Thus, the question is whether the Commissioner is an employee of the State Department of Education for purposes of the EHA. I conclude that he is. The state defendants contend that the Commissioner is a "constitutional officer" and "not simply an employee of the department." The Constitution of New York State provides that the Department of Education shall be headed by The Regents of the University of the State of New York, "who shall appoint and at pleasure remove a commissioner of education to be the chief administrative officer of the department." N.Y. Const. Art. V, § 4. The Commissioner of Education is not a state official of cabinet rank appointed by the governor. By statute, inter alia, he is responsible for executing all educational policies, for general supervision of all educational schools and institutions and for advising and guiding school officers of all districts and cities concerning the general management of the schools under their control. N.Y.Educ.Law § 305(1), (2) (Consol.1985, 1987). Clearly, he is directly involved in establishing and executing policies governing the education of handicapped children and, therefore, cannot be presumed to be impartial and independent in his review of decisions from local hearing officers. Consequently, I conclude that plaintiff is likely to succeed on the merits of his claim that the review conducted by the Commissioner violated his procedural due process rights under the EHA.
Balance of Hardships
In considering the hardships on the parties, the balance tips decidedly in favor of plaintiff. The evidence adduced during the administrative proceedings clearly establishes that if the special physical therapy program he receives during the regular school year is not continued during the summer, plaintiff will experience a serious setback in his progress toward several major goals of his IEP, which will adversely impact his overall educational program to some degree.

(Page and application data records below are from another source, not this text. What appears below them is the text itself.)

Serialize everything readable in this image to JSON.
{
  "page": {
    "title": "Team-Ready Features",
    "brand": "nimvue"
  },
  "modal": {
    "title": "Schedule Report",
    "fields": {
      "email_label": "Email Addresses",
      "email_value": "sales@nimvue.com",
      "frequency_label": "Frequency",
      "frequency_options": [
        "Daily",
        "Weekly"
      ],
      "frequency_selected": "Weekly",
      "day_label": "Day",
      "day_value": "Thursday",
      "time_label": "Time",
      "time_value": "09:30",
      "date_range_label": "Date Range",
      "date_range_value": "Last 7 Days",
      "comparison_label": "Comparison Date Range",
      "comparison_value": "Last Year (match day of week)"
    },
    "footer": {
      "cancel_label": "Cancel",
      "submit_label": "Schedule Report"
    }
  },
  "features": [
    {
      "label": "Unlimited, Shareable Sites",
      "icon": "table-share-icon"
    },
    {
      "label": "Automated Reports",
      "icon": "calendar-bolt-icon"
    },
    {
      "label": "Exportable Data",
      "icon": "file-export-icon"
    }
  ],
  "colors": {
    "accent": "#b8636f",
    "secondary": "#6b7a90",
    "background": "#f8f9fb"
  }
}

On the other hand, defendants have not presented any evidence, or even an argument, that they will suffer any hardship if the District is required to provide plaintiff physical therapy services twice per week during July and August as well as during the regular school year.
For the reasons stated above, I find that plaintiff has satisfied the requirements for issuance of a preliminary injunction, and, therefore, his motion is granted.
Therefore, it is hereby
ORDERED that defendants are hereby directed to continue providing plaintiff with physical therapy services during the months of July and August as required by his IEP, pending the final determination of this action; and it is further
ORDERED that since plaintiff is a poor person whose present action has been submitted in forma pauperis, he shall not be *162 required to provide security in connection with this preliminary injunction.NOTES
 Because plaintiff has continually had summer physical therapy programming, the fact that he has achieved passing marks and advanced from grade to grade in his regular classes in the past is not dispositive of whether his current IEP for ten-month programming is reasonably calculated to provide educational benefits.